**WHAT TO DO**
All of the lines below should be output exactly as shown.

Data records
○ ○ ○ ○

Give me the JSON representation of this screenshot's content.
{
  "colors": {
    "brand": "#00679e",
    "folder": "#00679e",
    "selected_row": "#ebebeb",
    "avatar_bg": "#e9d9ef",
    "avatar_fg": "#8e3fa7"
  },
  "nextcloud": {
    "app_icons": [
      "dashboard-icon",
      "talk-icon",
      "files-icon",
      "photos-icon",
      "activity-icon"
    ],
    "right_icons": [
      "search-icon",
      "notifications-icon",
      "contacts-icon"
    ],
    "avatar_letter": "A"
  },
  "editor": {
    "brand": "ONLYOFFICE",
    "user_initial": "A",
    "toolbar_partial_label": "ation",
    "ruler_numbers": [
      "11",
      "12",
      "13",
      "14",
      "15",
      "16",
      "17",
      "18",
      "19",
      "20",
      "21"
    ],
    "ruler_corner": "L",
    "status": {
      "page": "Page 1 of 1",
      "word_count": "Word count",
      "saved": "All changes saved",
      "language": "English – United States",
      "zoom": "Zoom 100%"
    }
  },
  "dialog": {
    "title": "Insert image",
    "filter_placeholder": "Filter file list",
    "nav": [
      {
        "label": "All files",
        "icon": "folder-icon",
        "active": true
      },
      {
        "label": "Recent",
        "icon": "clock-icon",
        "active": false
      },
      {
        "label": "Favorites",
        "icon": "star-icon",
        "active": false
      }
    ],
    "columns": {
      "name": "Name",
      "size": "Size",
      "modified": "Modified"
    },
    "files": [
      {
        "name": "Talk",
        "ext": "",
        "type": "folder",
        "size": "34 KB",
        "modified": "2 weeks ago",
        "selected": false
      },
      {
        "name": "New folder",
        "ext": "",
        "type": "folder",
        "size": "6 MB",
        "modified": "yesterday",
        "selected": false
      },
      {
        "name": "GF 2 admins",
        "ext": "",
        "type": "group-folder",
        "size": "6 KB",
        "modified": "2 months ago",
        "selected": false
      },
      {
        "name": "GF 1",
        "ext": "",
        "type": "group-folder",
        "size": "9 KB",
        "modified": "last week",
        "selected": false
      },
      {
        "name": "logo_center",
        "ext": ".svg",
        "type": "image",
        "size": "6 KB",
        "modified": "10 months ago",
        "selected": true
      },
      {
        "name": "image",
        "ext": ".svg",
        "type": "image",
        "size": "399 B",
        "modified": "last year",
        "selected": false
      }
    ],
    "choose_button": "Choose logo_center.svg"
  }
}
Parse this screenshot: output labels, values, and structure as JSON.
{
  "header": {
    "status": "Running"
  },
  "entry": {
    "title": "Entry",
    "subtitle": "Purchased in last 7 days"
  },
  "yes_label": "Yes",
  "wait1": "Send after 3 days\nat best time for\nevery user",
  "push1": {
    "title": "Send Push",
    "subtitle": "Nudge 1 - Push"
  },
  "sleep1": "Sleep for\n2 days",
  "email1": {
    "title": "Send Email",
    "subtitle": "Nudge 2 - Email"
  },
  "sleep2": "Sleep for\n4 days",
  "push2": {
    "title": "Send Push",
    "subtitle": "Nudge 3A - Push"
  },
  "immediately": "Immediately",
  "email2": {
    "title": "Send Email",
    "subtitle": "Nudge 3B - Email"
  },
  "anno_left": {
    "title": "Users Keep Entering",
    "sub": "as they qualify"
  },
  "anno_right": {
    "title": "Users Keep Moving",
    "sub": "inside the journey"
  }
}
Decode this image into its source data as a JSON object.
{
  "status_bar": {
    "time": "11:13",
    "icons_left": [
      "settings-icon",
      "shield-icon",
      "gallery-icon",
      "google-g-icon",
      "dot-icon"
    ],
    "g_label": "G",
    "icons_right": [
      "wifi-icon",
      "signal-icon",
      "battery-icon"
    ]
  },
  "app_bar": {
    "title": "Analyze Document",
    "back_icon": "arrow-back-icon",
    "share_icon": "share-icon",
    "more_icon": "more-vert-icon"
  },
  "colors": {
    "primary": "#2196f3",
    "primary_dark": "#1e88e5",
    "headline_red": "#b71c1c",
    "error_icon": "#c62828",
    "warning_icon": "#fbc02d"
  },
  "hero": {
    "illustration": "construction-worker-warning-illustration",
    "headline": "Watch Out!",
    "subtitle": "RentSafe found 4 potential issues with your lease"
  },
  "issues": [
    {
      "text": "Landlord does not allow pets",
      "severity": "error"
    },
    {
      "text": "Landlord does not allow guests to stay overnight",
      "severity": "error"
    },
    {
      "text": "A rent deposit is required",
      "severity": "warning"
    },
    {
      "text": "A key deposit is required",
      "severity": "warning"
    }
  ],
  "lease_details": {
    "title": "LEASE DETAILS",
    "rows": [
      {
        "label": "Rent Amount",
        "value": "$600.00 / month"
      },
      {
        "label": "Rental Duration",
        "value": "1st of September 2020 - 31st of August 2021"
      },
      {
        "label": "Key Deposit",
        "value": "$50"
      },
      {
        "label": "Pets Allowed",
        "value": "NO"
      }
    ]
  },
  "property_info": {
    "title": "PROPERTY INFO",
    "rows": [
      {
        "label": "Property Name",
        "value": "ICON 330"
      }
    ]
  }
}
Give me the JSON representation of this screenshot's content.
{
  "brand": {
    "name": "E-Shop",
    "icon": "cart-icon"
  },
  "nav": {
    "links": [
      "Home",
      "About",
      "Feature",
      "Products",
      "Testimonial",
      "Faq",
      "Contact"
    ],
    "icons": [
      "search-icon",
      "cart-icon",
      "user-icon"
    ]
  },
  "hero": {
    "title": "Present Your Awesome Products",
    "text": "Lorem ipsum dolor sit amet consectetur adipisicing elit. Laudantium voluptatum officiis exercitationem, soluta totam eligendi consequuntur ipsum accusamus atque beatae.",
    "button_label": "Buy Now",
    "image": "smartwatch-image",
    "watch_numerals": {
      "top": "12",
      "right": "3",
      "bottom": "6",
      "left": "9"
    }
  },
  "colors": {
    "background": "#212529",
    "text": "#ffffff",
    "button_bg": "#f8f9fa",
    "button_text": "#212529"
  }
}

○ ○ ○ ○

**OUTPUT**
Give me the JSON representation of this screenshot's content.
{
  "colors": {
    "brand": "#00679e",
    "folder": "#00679e",
    "selected_row": "#ebebeb",
    "avatar_bg": "#e9d9ef",
    "avatar_fg": "#8e3fa7"
  },
  "nextcloud": {
    "app_icons": [
      "dashboard-icon",
      "talk-icon",
      "files-icon",
      "photos-icon",
      "activity-icon"
    ],
    "right_icons": [
      "search-icon",
      "notifications-icon",
      "contacts-icon"
    ],
    "avatar_letter": "A"
  },
  "editor": {
    "brand": "ONLYOFFICE",
    "user_initial": "A",
    "toolbar_partial_label": "ation",
    "ruler_numbers": [
      "11",
      "12",
      "13",
      "14",
      "15",
      "16",
      "17",
      "18",
      "19",
      "20",
      "21"
    ],
    "ruler_corner": "L",
    "status": {
      "page": "Page 1 of 1",
      "word_count": "Word count",
      "saved": "All changes saved",
      "language": "English – United States",
      "zoom": "Zoom 100%"
    }
  },
  "dialog": {
    "title": "Insert image",
    "filter_placeholder": "Filter file list",
    "nav": [
      {
        "label": "All files",
        "icon": "folder-icon",
        "active": true
      },
      {
        "label": "Recent",
        "icon": "clock-icon",
        "active": false
      },
      {
        "label": "Favorites",
        "icon": "star-icon",
        "active": false
      }
    ],
    "columns": {
      "name": "Name",
      "size": "Size",
      "modified": "Modified"
    },
    "files": [
      {
        "name": "Talk",
        "ext": "",
        "type": "folder",
        "size": "34 KB",
        "modified": "2 weeks ago",
        "selected": false
      },
      {
        "name": "New folder",
        "ext": "",
        "type": "folder",
        "size": "6 MB",
        "modified": "yesterday",
        "selected": false
      },
      {
        "name": "GF 2 admins",
        "ext": "",
        "type": "group-folder",
        "size": "6 KB",
        "modified": "2 months ago",
        "selected": false
      },
      {
        "name": "GF 1",
        "ext": "",
        "type": "group-folder",
        "size": "9 KB",
        "modified": "last week",
        "selected": false
      },
      {
        "name": "logo_center",
        "ext": ".svg",
        "type": "image",
        "size": "6 KB",
        "modified": "10 months ago",
        "selected": true
      },
      {
        "name": "image",
        "ext": ".svg",
        "type": "image",
        "size": "399 B",
        "modified": "last year",
        "selected": false
      }
    ],
    "choose_button": "Choose logo_center.svg"
  }
}
Parse this screenshot: output labels, values, and structure as JSON.
{
  "header": {
    "status": "Running"
  },
  "entry": {
    "title": "Entry",
    "subtitle": "Purchased in last 7 days"
  },
  "yes_label": "Yes",
  "wait1": "Send after 3 days\nat best time for\nevery user",
  "push1": {
    "title": "Send Push",
    "subtitle": "Nudge 1 - Push"
  },
  "sleep1": "Sleep for\n2 days",
  "email1": {
    "title": "Send Email",
    "subtitle": "Nudge 2 - Email"
  },
  "sleep2": "Sleep for\n4 days",
  "push2": {
    "title": "Send Push",
    "subtitle": "Nudge 3A - Push"
  },
  "immediately": "Immediately",
  "email2": {
    "title": "Send Email",
    "subtitle": "Nudge 3B - Email"
  },
  "anno_left": {
    "title": "Users Keep Entering",
    "sub": "as they qualify"
  },
  "anno_right": {
    "title": "Users Keep Moving",
    "sub": "inside the journey"
  }
}
Decode this image into its source data as a JSON object.
{
  "status_bar": {
    "time": "11:13",
    "icons_left": [
      "settings-icon",
      "shield-icon",
      "gallery-icon",
      "google-g-icon",
      "dot-icon"
    ],
    "g_label": "G",
    "icons_right": [
      "wifi-icon",
      "signal-icon",
      "battery-icon"
    ]
  },
  "app_bar": {
    "title": "Analyze Document",
    "back_icon": "arrow-back-icon",
    "share_icon": "share-icon",
    "more_icon": "more-vert-icon"
  },
  "colors": {
    "primary": "#2196f3",
    "primary_dark": "#1e88e5",
    "headline_red": "#b71c1c",
    "error_icon": "#c62828",
    "warning_icon": "#fbc02d"
  },
  "hero": {
    "illustration": "construction-worker-warning-illustration",
    "headline": "Watch Out!",
    "subtitle": "RentSafe found 4 potential issues with your lease"
  },
  "issues": [
    {
      "text": "Landlord does not allow pets",
      "severity": "error"
    },
    {
      "text": "Landlord does not allow guests to stay overnight",
      "severity": "error"
    },
    {
      "text": "A rent deposit is required",
      "severity": "warning"
    },
    {
      "text": "A key deposit is required",
      "severity": "warning"
    }
  ],
  "lease_details": {
    "title": "LEASE DETAILS",
    "rows": [
      {
        "label": "Rent Amount",
        "value": "$600.00 / month"
      },
      {
        "label": "Rental Duration",
        "value": "1st of September 2020 - 31st of August 2021"
      },
      {
        "label": "Key Deposit",
        "value": "$50"
      },
      {
        "label": "Pets Allowed",
        "value": "NO"
      }
    ]
  },
  "property_info": {
    "title": "PROPERTY INFO",
    "rows": [
      {
        "label": "Property Name",
        "value": "ICON 330"
      }
    ]
  }
}
Give me the JSON representation of this screenshot's content.
{
  "brand": {
    "name": "E-Shop",
    "icon": "cart-icon"
  },
  "nav": {
    "links": [
      "Home",
      "About",
      "Feature",
      "Products",
      "Testimonial",
      "Faq",
      "Contact"
    ],
    "icons": [
      "search-icon",
      "cart-icon",
      "user-icon"
    ]
  },
  "hero": {
    "title": "Present Your Awesome Products",
    "text": "Lorem ipsum dolor sit amet consectetur adipisicing elit. Laudantium voluptatum officiis exercitationem, soluta totam eligendi consequuntur ipsum accusamus atque beatae.",
    "button_label": "Buy Now",
    "image": "smartwatch-image",
    "watch_numerals": {
      "top": "12",
      "right": "3",
      "bottom": "6",
      "left": "9"
    }
  },
  "colors": {
    "background": "#212529",
    "text": "#ffffff",
    "button_bg": "#f8f9fa",
    "button_text": "#212529"
  }
}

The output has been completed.